This weak system is expected to slide up the coast and bring some rain to Eastern North Carolina with light snow from areas of Nebraska into Kentucky to Delaware and New Jersey ahead of the Southern Storm. Matt has posted a handy map of the Winter Weather Advisories that are currently in place as this weak system moves across the country toward the coast. This system will combine with the low shown above and slowly intensify as it moves to the Southeast of New England. This system will bring snow into Southeastern New England with light accumulations during the early morning hours of Friday into Friday afternoon. Early activity will likely be in the form of snow showers which may limit to coverage area of overall snowfall but the biggest problem to accumulating snow will be the warmth of the ground. Any snow that does manage to stick will have a difficult time remaining in place for long, with the one thing that may save some areas from an instant melt being the cold temperatures on the way following this system.
For the main event, which have been covered well by Chris and Matt for the Southern areas that’s will be impacted, the Southern storm looks like it’ll be wide right for many of our readers. As seen in the previous articles, the system forms in the South and slides off the coast of the Carolina’s, leaving the heavier snow totals expected for that region. the uncertainty in the speed and exact track of this system is causing some forecast issues, but aside from some lake effect snows caused by the general flow pattern in the Great Lakes region, this second system looks to leave readers across most of Kentucky, West Virginia, Western and Central Pennsylvania back towards Ohio high and dry.
The above model data is for 1 PM Saturday. It shows the storm after it has left Georgia and areas further west and does not indicate that it will not snow there at all. Just that it will not be snowing there at this particular point in time.
Watching the strength and track
The key question to the track of this system will be the strength of the lows and the energy brought into the pattern.
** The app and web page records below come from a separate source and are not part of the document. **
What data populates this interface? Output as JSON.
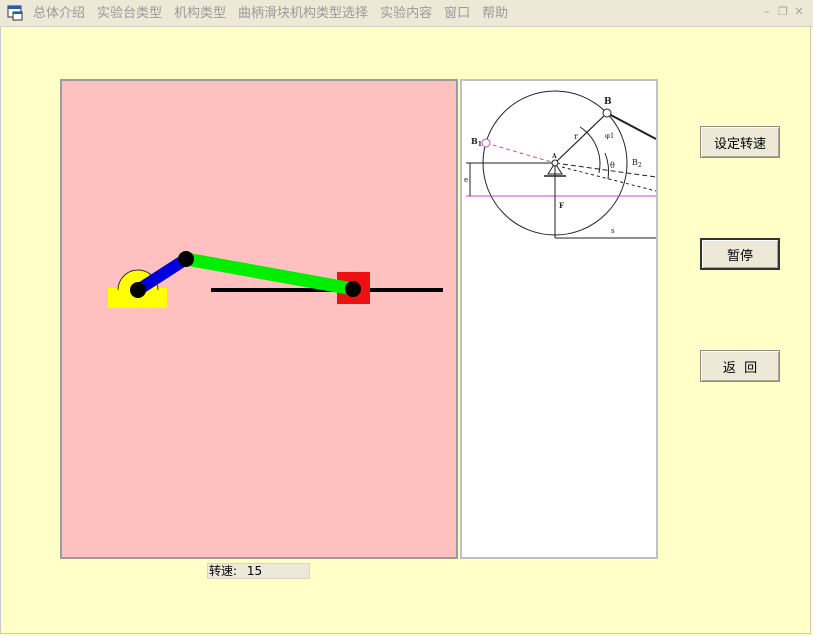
{
  "menu": {
    "items": [
      "总体介绍",
      "实验台类型",
      "机构类型",
      "曲柄滑块机构类型选择",
      "实验内容",
      "窗口",
      "帮助"
    ]
  },
  "window_controls": {
    "minimize": "–",
    "restore": "❐",
    "close": "✕"
  },
  "diagram": {
    "labels": {
      "B": "B",
      "B1_left": "B",
      "B1_left_sub": "1",
      "A": "A",
      "r": "r",
      "phi1": "φ1",
      "theta": "θ",
      "B2": "B",
      "B2_sub": "2",
      "e": "e",
      "F": "F",
      "s": "s"
    }
  },
  "buttons": {
    "set_speed": "设定转速",
    "pause": "暂停",
    "back": "返  回"
  },
  "status": {
    "speed_label": "转速:",
    "speed_value": "15"
  },
  "colors": {
    "background": "#ffffc8",
    "sim_background": "#ffc0c0",
    "crank": "#0000dd",
    "connecting_rod": "#00ee00",
    "slider": "#ee1111",
    "base": "#ffff00",
    "guide_line": "#cc44cc"
  }
}
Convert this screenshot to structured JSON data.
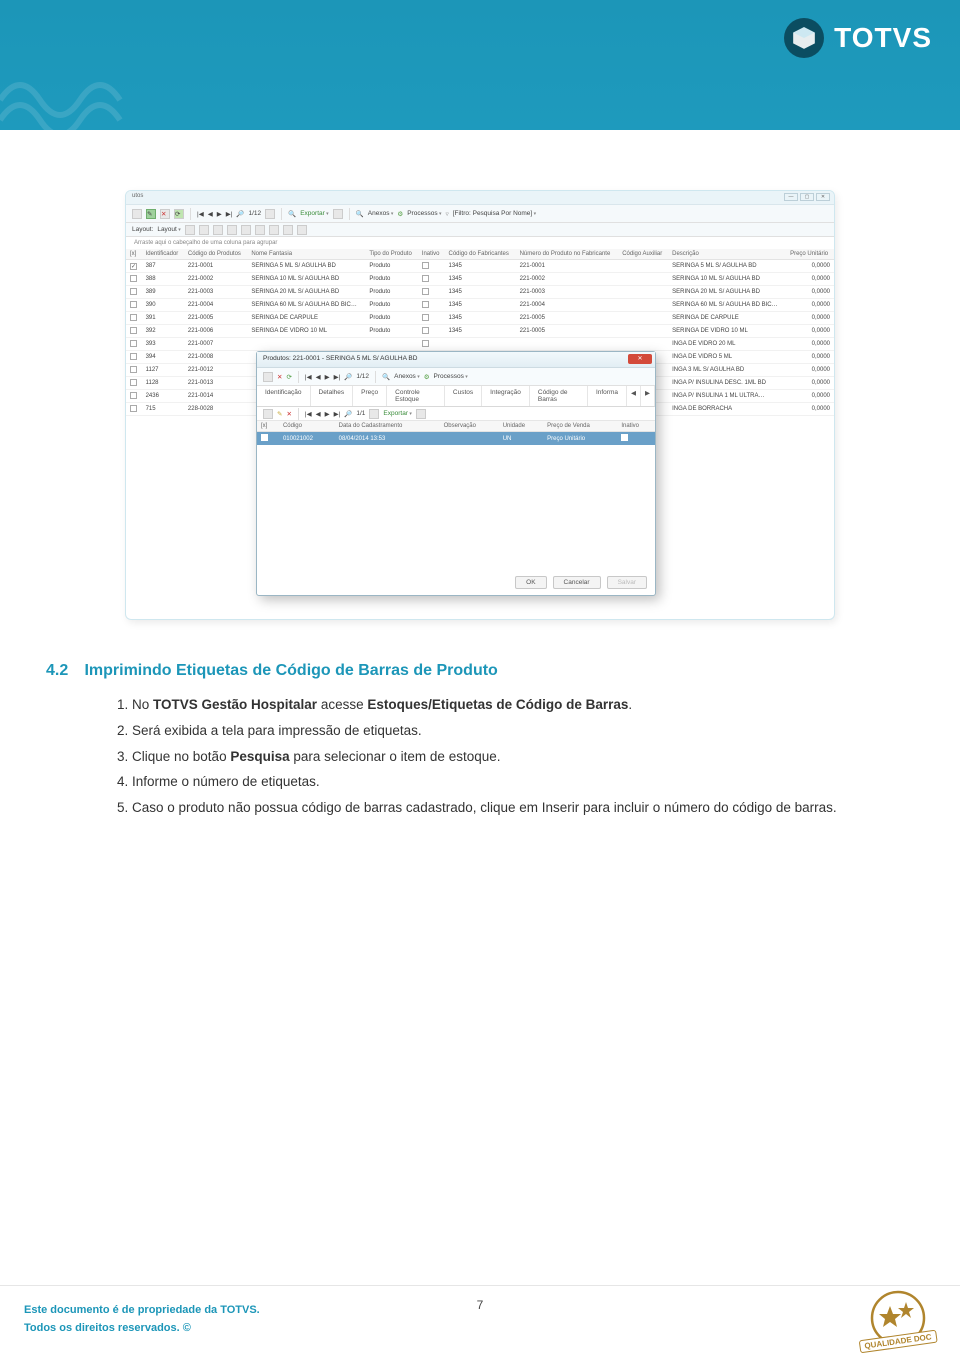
{
  "header": {
    "brand": "TOTVS"
  },
  "screenshot": {
    "titlebar_hint": "utos",
    "win_buttons": [
      "—",
      "▢",
      "✕"
    ],
    "toolbar": {
      "nav_pos": "1/12",
      "exportar": "Exportar",
      "anexos": "Anexos",
      "processos": "Processos",
      "filtro": "[Filtro: Pesquisa Por Nome]"
    },
    "subbar": {
      "layout": "Layout:",
      "layout_dd": "Layout"
    },
    "group_hint": "Arraste aqui o cabeçalho de uma coluna para agrupar",
    "columns": [
      "[x]",
      "Identificador",
      "Código do Produtos",
      "Nome Fantasia",
      "Tipo do Produto",
      "Inativo",
      "Código do Fabricantes",
      "Número do Produto no Fabricante",
      "Código Auxiliar",
      "Descrição",
      "Preço Unitário"
    ],
    "rows": [
      {
        "chk": true,
        "id": "387",
        "cod": "221-0001",
        "nome": "SERINGA 5 ML S/ AGULHA BD",
        "tipo": "Produto",
        "codfab": "1345",
        "numfab": "221-0001",
        "desc": "SERINGA 5 ML S/ AGULHA BD",
        "preco": "0,0000"
      },
      {
        "chk": false,
        "id": "388",
        "cod": "221-0002",
        "nome": "SERINGA 10 ML S/ AGULHA BD",
        "tipo": "Produto",
        "codfab": "1345",
        "numfab": "221-0002",
        "desc": "SERINGA 10 ML S/ AGULHA BD",
        "preco": "0,0000"
      },
      {
        "chk": false,
        "id": "389",
        "cod": "221-0003",
        "nome": "SERINGA 20 ML S/ AGULHA BD",
        "tipo": "Produto",
        "codfab": "1345",
        "numfab": "221-0003",
        "desc": "SERINGA 20 ML S/ AGULHA BD",
        "preco": "0,0000"
      },
      {
        "chk": false,
        "id": "390",
        "cod": "221-0004",
        "nome": "SERINGA 60 ML S/ AGULHA BD BIC…",
        "tipo": "Produto",
        "codfab": "1345",
        "numfab": "221-0004",
        "desc": "SERINGA 60 ML S/ AGULHA BD BIC…",
        "preco": "0,0000"
      },
      {
        "chk": false,
        "id": "391",
        "cod": "221-0005",
        "nome": "SERINGA DE CARPULE",
        "tipo": "Produto",
        "codfab": "1345",
        "numfab": "221-0005",
        "desc": "SERINGA DE CARPULE",
        "preco": "0,0000"
      },
      {
        "chk": false,
        "id": "392",
        "cod": "221-0006",
        "nome": "SERINGA DE VIDRO 10 ML",
        "tipo": "Produto",
        "codfab": "1345",
        "numfab": "221-0005",
        "desc": "SERINGA DE VIDRO 10 ML",
        "preco": "0,0000"
      },
      {
        "chk": false,
        "id": "393",
        "cod": "221-0007",
        "nome": "",
        "tipo": "",
        "codfab": "",
        "numfab": "",
        "desc": "INGA DE VIDRO 20 ML",
        "preco": "0,0000"
      },
      {
        "chk": false,
        "id": "394",
        "cod": "221-0008",
        "nome": "",
        "tipo": "",
        "codfab": "",
        "numfab": "",
        "desc": "INGA DE VIDRO 5 ML",
        "preco": "0,0000"
      },
      {
        "chk": false,
        "id": "1127",
        "cod": "221-0012",
        "nome": "",
        "tipo": "",
        "codfab": "",
        "numfab": "",
        "desc": "INGA 3 ML S/ AGULHA BD",
        "preco": "0,0000"
      },
      {
        "chk": false,
        "id": "1128",
        "cod": "221-0013",
        "nome": "",
        "tipo": "",
        "codfab": "",
        "numfab": "",
        "desc": "INGA P/ INSULINA DESC. 1ML BD",
        "preco": "0,0000"
      },
      {
        "chk": false,
        "id": "2436",
        "cod": "221-0014",
        "nome": "",
        "tipo": "",
        "codfab": "",
        "numfab": "",
        "desc": "INGA P/ INSULINA 1 ML ULTRA…",
        "preco": "0,0000"
      },
      {
        "chk": false,
        "id": "715",
        "cod": "228-0028",
        "nome": "",
        "tipo": "",
        "codfab": "",
        "numfab": "",
        "desc": "INGA DE BORRACHA",
        "preco": "0,0000"
      }
    ],
    "modal": {
      "title": "Produtos: 221-0001 - SERINGA 5 ML S/ AGULHA BD",
      "nav_pos": "1/12",
      "anexos": "Anexos",
      "processos": "Processos",
      "tabs": [
        "Identificação",
        "Detalhes",
        "Preço",
        "Controle Estoque",
        "Custos",
        "Integração",
        "Código de Barras",
        "Informa"
      ],
      "sub_nav": "1/1",
      "exportar": "Exportar",
      "grid_cols": [
        "[x]",
        "Código",
        "Data do Cadastramento",
        "Observação",
        "Unidade",
        "Preço de Venda",
        "Inativo"
      ],
      "grid_row": {
        "codigo": "010021002",
        "data": "08/04/2014 13:53",
        "obs": "",
        "un": "UN",
        "preco": "Preço Unitário"
      },
      "buttons": {
        "ok": "OK",
        "cancelar": "Cancelar",
        "salvar": "Salvar"
      }
    }
  },
  "section": {
    "num": "4.2",
    "title": "Imprimindo Etiquetas de Código de Barras de Produto",
    "items": [
      "No TOTVS Gestão Hospitalar acesse Estoques/Etiquetas de Código de Barras.",
      "Será exibida a tela para impressão de etiquetas.",
      "Clique no botão Pesquisa para selecionar o item de estoque.",
      "Informe o número de etiquetas.",
      "Caso o produto não possua código de barras cadastrado, clique em Inserir para incluir o número do código de barras."
    ],
    "bold1a": "TOTVS Gestão Hospitalar",
    "bold1b": "Estoques/Etiquetas de Código de Barras",
    "bold3": "Pesquisa"
  },
  "footer": {
    "line1": "Este documento é de propriedade da TOTVS.",
    "line2": "Todos os direitos reservados. ©",
    "page": "7",
    "badge": "QUALIDADE DOC"
  }
}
A strong set up will include more of the Eastern portions of the U.S while a weaker pattern will deprive even New England of any snowfall. Despite the impressive moisture associated with this system, guidance is now really strengthening these lows very much. For anyone along the Mid-Atlantic and Northeast, please read the articles Matt and Chris put out about the south to stay informed about this system. The information they have will be invaluable for track this system up the coast over time. I’ll be around to keep you up to dat on all the latest for this system and its impacts for this region. So keep an eye on both facebook and the website for further details.